Copy the data exactly. Images are to be left out.

= = =

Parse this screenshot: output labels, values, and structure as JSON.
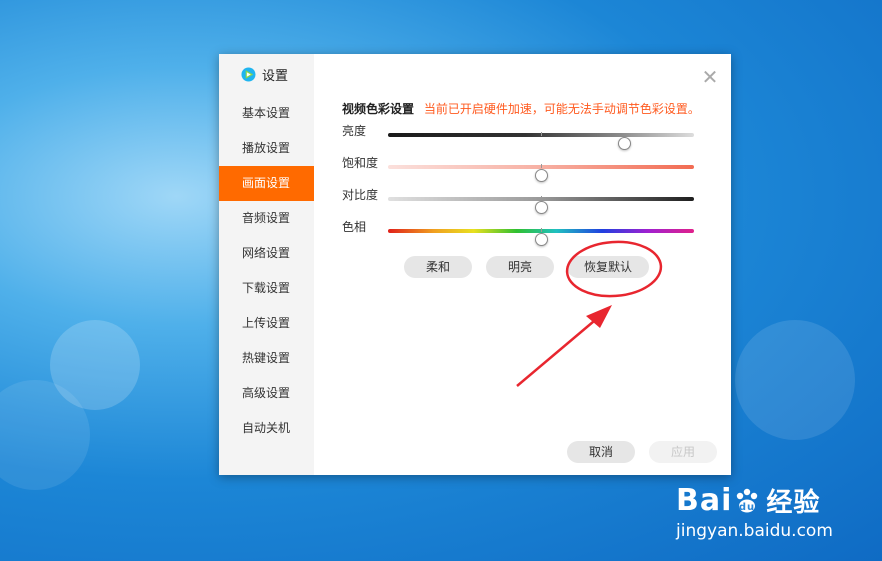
{
  "dialog": {
    "title": "设置",
    "nav": [
      {
        "label": "基本设置",
        "active": false
      },
      {
        "label": "播放设置",
        "active": false
      },
      {
        "label": "画面设置",
        "active": true
      },
      {
        "label": "音频设置",
        "active": false
      },
      {
        "label": "网络设置",
        "active": false
      },
      {
        "label": "下载设置",
        "active": false
      },
      {
        "label": "上传设置",
        "active": false
      },
      {
        "label": "热键设置",
        "active": false
      },
      {
        "label": "高级设置",
        "active": false
      },
      {
        "label": "自动关机",
        "active": false
      }
    ],
    "close_icon": "close-icon"
  },
  "video_color": {
    "section_title": "视频色彩设置",
    "warning": "当前已开启硬件加速，可能无法手动调节色彩设置。",
    "sliders": [
      {
        "label": "亮度",
        "value": 0.77
      },
      {
        "label": "饱和度",
        "value": 0.5
      },
      {
        "label": "对比度",
        "value": 0.5
      },
      {
        "label": "色相",
        "value": 0.5
      }
    ],
    "presets": {
      "soft": "柔和",
      "bright": "明亮",
      "reset": "恢复默认"
    }
  },
  "footer": {
    "cancel": "取消",
    "apply": "应用"
  },
  "watermark": {
    "logo_text": "Bai",
    "logo_suffix": "经验",
    "url": "jingyan.baidu.com"
  },
  "colors": {
    "accent": "#ff6a00",
    "warning": "#ff5a1f",
    "annotation": "#e8262f"
  }
}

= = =

* **Exercise answer**
Parse this screenshot: output labels, values, and structure as JSON.
{
  "dialog": {
    "title": "设置",
    "nav": [
      {
        "label": "基本设置",
        "active": false
      },
      {
        "label": "播放设置",
        "active": false
      },
      {
        "label": "画面设置",
        "active": true
      },
      {
        "label": "音频设置",
        "active": false
      },
      {
        "label": "网络设置",
        "active": false
      },
      {
        "label": "下载设置",
        "active": false
      },
      {
        "label": "上传设置",
        "active": false
      },
      {
        "label": "热键设置",
        "active": false
      },
      {
        "label": "高级设置",
        "active": false
      },
      {
        "label": "自动关机",
        "active": false
      }
    ],
    "close_icon": "close-icon"
  },
  "video_color": {
    "section_title": "视频色彩设置",
    "warning": "当前已开启硬件加速，可能无法手动调节色彩设置。",
    "sliders": [
      {
        "label": "亮度",
        "value": 0.77
      },
      {
        "label": "饱和度",
        "value": 0.5
      },
      {
        "label": "对比度",
        "value": 0.5
      },
      {
        "label": "色相",
        "value": 0.5
      }
    ],
    "presets": {
      "soft": "柔和",
      "bright": "明亮",
      "reset": "恢复默认"
    }
  },
  "footer": {
    "cancel": "取消",
    "apply": "应用"
  },
  "watermark": {
    "logo_text": "Bai",
    "logo_suffix": "经验",
    "url": "jingyan.baidu.com"
  },
  "colors": {
    "accent": "#ff6a00",
    "warning": "#ff5a1f",
    "annotation": "#e8262f"
  }
}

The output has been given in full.